(Records contained in a dataset)

----------

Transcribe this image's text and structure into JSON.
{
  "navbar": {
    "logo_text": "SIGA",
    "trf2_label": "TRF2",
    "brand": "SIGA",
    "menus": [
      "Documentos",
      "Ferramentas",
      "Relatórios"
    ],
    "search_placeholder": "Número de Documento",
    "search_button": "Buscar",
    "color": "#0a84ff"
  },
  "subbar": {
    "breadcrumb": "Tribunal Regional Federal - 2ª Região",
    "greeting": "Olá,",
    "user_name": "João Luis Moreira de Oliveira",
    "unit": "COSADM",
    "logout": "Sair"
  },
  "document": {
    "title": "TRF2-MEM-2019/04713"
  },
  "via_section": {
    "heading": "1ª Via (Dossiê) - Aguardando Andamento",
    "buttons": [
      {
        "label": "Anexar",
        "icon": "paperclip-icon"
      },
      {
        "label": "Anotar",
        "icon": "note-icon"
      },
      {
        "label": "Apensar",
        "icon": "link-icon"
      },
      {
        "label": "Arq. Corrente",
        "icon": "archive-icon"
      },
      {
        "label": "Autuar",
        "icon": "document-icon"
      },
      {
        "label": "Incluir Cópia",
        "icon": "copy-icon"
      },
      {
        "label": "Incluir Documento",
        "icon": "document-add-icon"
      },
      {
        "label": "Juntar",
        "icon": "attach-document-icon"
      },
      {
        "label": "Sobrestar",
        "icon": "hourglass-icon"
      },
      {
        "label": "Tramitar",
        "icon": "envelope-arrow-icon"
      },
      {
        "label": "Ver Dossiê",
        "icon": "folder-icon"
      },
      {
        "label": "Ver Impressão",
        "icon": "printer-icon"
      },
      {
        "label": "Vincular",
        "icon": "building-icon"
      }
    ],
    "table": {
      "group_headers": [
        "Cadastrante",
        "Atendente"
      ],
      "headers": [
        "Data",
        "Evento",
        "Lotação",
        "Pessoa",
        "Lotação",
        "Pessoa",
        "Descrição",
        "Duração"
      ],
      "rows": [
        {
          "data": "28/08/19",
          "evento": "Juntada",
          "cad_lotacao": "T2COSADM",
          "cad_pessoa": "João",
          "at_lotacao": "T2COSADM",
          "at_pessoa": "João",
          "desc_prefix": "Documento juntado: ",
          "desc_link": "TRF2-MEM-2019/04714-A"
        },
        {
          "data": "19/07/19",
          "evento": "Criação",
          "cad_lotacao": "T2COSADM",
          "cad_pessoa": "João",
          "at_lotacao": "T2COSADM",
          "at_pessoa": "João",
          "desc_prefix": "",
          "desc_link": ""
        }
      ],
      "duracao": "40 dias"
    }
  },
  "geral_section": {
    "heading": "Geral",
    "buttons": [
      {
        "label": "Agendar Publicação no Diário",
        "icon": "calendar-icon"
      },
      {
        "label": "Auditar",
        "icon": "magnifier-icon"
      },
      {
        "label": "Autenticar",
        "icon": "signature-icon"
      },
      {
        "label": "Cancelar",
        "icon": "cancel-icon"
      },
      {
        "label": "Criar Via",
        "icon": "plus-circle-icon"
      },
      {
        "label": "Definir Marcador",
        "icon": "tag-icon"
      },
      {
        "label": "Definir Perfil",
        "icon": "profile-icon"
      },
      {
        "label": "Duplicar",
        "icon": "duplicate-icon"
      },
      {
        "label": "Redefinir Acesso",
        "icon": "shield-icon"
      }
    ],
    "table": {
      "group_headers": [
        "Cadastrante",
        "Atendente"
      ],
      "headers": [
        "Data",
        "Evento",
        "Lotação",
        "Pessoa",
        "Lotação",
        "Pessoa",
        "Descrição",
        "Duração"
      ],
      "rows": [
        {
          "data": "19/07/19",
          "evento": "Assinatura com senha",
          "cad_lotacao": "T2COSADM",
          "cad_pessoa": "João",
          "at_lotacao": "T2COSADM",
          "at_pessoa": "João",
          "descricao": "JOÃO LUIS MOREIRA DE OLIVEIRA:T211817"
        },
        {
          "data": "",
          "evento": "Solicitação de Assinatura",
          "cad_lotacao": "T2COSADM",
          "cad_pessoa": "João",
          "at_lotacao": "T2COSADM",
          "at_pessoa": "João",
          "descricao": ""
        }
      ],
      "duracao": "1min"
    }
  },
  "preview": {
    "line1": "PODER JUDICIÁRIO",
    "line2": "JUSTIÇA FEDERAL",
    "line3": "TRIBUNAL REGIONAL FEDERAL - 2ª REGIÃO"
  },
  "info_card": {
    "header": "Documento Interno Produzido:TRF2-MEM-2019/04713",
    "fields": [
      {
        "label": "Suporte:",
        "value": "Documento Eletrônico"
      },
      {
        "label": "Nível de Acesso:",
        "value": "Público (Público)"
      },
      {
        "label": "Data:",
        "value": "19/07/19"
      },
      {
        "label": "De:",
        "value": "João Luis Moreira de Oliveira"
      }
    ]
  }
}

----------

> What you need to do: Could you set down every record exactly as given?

> Completed exercise:
Transcribe this image's text and structure into JSON.
{
  "navbar": {
    "logo_text": "SIGA",
    "trf2_label": "TRF2",
    "brand": "SIGA",
    "menus": [
      "Documentos",
      "Ferramentas",
      "Relatórios"
    ],
    "search_placeholder": "Número de Documento",
    "search_button": "Buscar",
    "color": "#0a84ff"
  },
  "subbar": {
    "breadcrumb": "Tribunal Regional Federal - 2ª Região",
    "greeting": "Olá,",
    "user_name": "João Luis Moreira de Oliveira",
    "unit": "COSADM",
    "logout": "Sair"
  },
  "document": {
    "title": "TRF2-MEM-2019/04713"
  },
  "via_section": {
    "heading": "1ª Via (Dossiê) - Aguardando Andamento",
    "buttons": [
      {
        "label": "Anexar",
        "icon": "paperclip-icon"
      },
      {
        "label": "Anotar",
        "icon": "note-icon"
      },
      {
        "label": "Apensar",
        "icon": "link-icon"
      },
      {
        "label": "Arq. Corrente",
        "icon": "archive-icon"
      },
      {
        "label": "Autuar",
        "icon": "document-icon"
      },
      {
        "label": "Incluir Cópia",
        "icon": "copy-icon"
      },
      {
        "label": "Incluir Documento",
        "icon": "document-add-icon"
      },
      {
        "label": "Juntar",
        "icon": "attach-document-icon"
      },
      {
        "label": "Sobrestar",
        "icon": "hourglass-icon"
      },
      {
        "label": "Tramitar",
        "icon": "envelope-arrow-icon"
      },
      {
        "label": "Ver Dossiê",
        "icon": "folder-icon"
      },
      {
        "label": "Ver Impressão",
        "icon": "printer-icon"
      },
      {
        "label": "Vincular",
        "icon": "building-icon"
      }
    ],
    "table": {
      "group_headers": [
        "Cadastrante",
        "Atendente"
      ],
      "headers": [
        "Data",
        "Evento",
        "Lotação",
        "Pessoa",
        "Lotação",
        "Pessoa",
        "Descrição",
        "Duração"
      ],
      "rows": [
        {
          "data": "28/08/19",
          "evento": "Juntada",
          "cad_lotacao": "T2COSADM",
          "cad_pessoa": "João",
          "at_lotacao": "T2COSADM",
          "at_pessoa": "João",
          "desc_prefix": "Documento juntado: ",
          "desc_link": "TRF2-MEM-2019/04714-A"
        },
        {
          "data": "19/07/19",
          "evento": "Criação",
          "cad_lotacao": "T2COSADM",
          "cad_pessoa": "João",
          "at_lotacao": "T2COSADM",
          "at_pessoa": "João",
          "desc_prefix": "",
          "desc_link": ""
        }
      ],
      "duracao": "40 dias"
    }
  },
  "geral_section": {
    "heading": "Geral",
    "buttons": [
      {
        "label": "Agendar Publicação no Diário",
        "icon": "calendar-icon"
      },
      {
        "label": "Auditar",
        "icon": "magnifier-icon"
      },
      {
        "label": "Autenticar",
        "icon": "signature-icon"
      },
      {
        "label": "Cancelar",
        "icon": "cancel-icon"
      },
      {
        "label": "Criar Via",
        "icon": "plus-circle-icon"
      },
      {
        "label": "Definir Marcador",
        "icon": "tag-icon"
      },
      {
        "label": "Definir Perfil",
        "icon": "profile-icon"
      },
      {
        "label": "Duplicar",
        "icon": "duplicate-icon"
      },
      {
        "label": "Redefinir Acesso",
        "icon": "shield-icon"
      }
    ],
    "table": {
      "group_headers": [
        "Cadastrante",
        "Atendente"
      ],
      "headers": [
        "Data",
        "Evento",
        "Lotação",
        "Pessoa",
        "Lotação",
        "Pessoa",
        "Descrição",
        "Duração"
      ],
      "rows": [
        {
          "data": "19/07/19",
          "evento": "Assinatura com senha",
          "cad_lotacao": "T2COSADM",
          "cad_pessoa": "João",
          "at_lotacao": "T2COSADM",
          "at_pessoa": "João",
          "descricao": "JOÃO LUIS MOREIRA DE OLIVEIRA:T211817"
        },
        {
          "data": "",
          "evento": "Solicitação de Assinatura",
          "cad_lotacao": "T2COSADM",
          "cad_pessoa": "João",
          "at_lotacao": "T2COSADM",
          "at_pessoa": "João",
          "descricao": ""
        }
      ],
      "duracao": "1min"
    }
  },
  "preview": {
    "line1": "PODER JUDICIÁRIO",
    "line2": "JUSTIÇA FEDERAL",
    "line3": "TRIBUNAL REGIONAL FEDERAL - 2ª REGIÃO"
  },
  "info_card": {
    "header": "Documento Interno Produzido:TRF2-MEM-2019/04713",
    "fields": [
      {
        "label": "Suporte:",
        "value": "Documento Eletrônico"
      },
      {
        "label": "Nível de Acesso:",
        "value": "Público (Público)"
      },
      {
        "label": "Data:",
        "value": "19/07/19"
      },
      {
        "label": "De:",
        "value": "João Luis Moreira de Oliveira"
      }
    ]
  }
}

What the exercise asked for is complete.